However, a legitimate question at this juncture is: for how long should this situation prevail? While calls for budgetary restraint to international organizations could perhaps be understood at times of burgeoning deficits in public finances, one hears more these days about deficits under control, and of staggeringly high surpluses in some of the richer countries. As circumstances change, is it far-fetched to expect that international organizations might benefit from adequate incremental resources to exercise their mandates more effectively?

In the Introduction to the Medium Term Plan 2002-2007, issued a few months ago, I expressed similar feelings. At a time when the annual rate in reduction of the number of undernourished in the world is woefully inadequate in the light of the already conservative target agreed at the World Food Summit; after a period of nearly eight years of lack of budget growth in nominal terms, let alone in real terms, I felt there could be no better case for, and in effect invited the membership to consider, a resumption of real growth in this Organization. A tentative net increase - at comparable costs and rate of exchange - of 9.6 percent over the present approved budget, was indicated in the MTP as highly desirable for the 2002-2003 biennium.

However, as recalled above, there was no agreement on this figure at the last Council. In fact, the lack of consensus led to suggestions from some Members that several scenarios be prepared, a costly process in terms of staff time which does not, in my view, lead the membership any nearer to consensus. Instead, I have tried to find a middle path which will, I hope, attract a broad body of support that could eventually lead to real consensus.

The proposals which are provided in this document have been framed to preserve, to the maximum extent possible, the main substantive thrusts indicated for the next biennium in the MTP, while limiting the request for real growth in the Appropriation to 5.4 percent at constant exchange rate and cost levels.

It is noted that, at the current exchange rate, the two excluded factors (i.e. exchange rate and cost increases) net off to approximately zero.
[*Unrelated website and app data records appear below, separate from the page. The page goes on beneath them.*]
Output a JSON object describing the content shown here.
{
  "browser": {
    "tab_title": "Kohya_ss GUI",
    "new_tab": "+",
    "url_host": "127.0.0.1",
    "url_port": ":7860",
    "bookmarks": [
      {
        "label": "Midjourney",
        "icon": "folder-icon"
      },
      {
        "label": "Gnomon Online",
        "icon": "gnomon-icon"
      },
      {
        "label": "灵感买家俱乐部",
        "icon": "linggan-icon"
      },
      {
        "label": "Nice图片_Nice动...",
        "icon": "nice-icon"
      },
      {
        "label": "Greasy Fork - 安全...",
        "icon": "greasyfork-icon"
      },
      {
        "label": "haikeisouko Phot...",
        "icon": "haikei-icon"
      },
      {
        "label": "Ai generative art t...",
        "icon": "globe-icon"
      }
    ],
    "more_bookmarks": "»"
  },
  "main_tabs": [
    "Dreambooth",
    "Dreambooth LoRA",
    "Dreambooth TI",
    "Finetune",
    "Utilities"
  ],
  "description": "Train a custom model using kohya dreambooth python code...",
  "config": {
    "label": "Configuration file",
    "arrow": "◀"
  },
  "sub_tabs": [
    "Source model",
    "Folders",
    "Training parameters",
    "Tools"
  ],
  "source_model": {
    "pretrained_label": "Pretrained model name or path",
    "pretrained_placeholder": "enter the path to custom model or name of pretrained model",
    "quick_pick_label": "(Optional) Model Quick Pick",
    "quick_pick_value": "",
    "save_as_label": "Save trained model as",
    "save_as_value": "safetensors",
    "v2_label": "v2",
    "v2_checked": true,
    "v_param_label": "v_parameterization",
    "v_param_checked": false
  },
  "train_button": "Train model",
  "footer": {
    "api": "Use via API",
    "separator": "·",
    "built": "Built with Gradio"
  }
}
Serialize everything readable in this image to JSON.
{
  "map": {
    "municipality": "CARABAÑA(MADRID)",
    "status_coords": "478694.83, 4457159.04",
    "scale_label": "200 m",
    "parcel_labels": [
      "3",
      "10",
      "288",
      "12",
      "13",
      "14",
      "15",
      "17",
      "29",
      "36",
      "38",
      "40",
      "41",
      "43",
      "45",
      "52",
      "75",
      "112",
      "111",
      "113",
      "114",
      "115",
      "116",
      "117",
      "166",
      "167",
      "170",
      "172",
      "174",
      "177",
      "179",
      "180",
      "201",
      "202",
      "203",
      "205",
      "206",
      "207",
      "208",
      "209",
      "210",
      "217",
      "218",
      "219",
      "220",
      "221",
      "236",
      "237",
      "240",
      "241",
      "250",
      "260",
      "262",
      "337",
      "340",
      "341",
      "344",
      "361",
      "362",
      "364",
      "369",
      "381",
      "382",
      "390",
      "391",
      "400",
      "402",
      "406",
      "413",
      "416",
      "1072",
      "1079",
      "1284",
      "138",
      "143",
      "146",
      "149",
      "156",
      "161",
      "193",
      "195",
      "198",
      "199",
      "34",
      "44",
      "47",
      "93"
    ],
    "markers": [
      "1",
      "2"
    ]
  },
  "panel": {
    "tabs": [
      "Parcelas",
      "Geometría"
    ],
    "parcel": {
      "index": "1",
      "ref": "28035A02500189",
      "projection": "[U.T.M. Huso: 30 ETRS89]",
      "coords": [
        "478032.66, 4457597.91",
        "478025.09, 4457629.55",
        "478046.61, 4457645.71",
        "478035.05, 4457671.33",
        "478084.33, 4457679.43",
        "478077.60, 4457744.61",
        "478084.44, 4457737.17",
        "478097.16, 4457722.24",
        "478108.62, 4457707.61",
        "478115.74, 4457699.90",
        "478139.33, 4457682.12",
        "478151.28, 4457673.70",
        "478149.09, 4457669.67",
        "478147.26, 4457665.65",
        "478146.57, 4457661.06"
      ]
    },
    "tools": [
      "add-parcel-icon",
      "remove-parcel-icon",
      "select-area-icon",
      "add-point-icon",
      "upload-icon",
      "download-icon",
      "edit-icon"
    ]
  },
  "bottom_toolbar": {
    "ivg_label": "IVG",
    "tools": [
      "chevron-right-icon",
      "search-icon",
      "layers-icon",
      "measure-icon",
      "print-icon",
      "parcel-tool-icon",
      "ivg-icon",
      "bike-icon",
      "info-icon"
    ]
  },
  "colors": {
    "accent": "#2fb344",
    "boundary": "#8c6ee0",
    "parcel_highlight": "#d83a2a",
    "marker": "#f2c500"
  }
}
The impact of several hypothetical rates of exchange on the proposals, in terms of total budget level, is illustrated in the document.

The explanations for the eventual increases over the 2000-2001 budget provisions are also given in the document. The major highlights are: to allow for selective increases under high priority technical activities such as those I have already referred to; to raise the share of the TCP Appropriation as requested by the majority of Members; and to permit a more satisfactory coverage of countries with efficient management of field activities, which is critical in the overall distribution of responsibilities.

I hope that the Committees and the Council will consider these hard facts and figures, together with the merits of the individual proposals, and will reach what I see as being the only logical conclusion: if we are to meet your demands for services, then you, the Membership, must allocate more resources to this Organization.

Jacques Diouf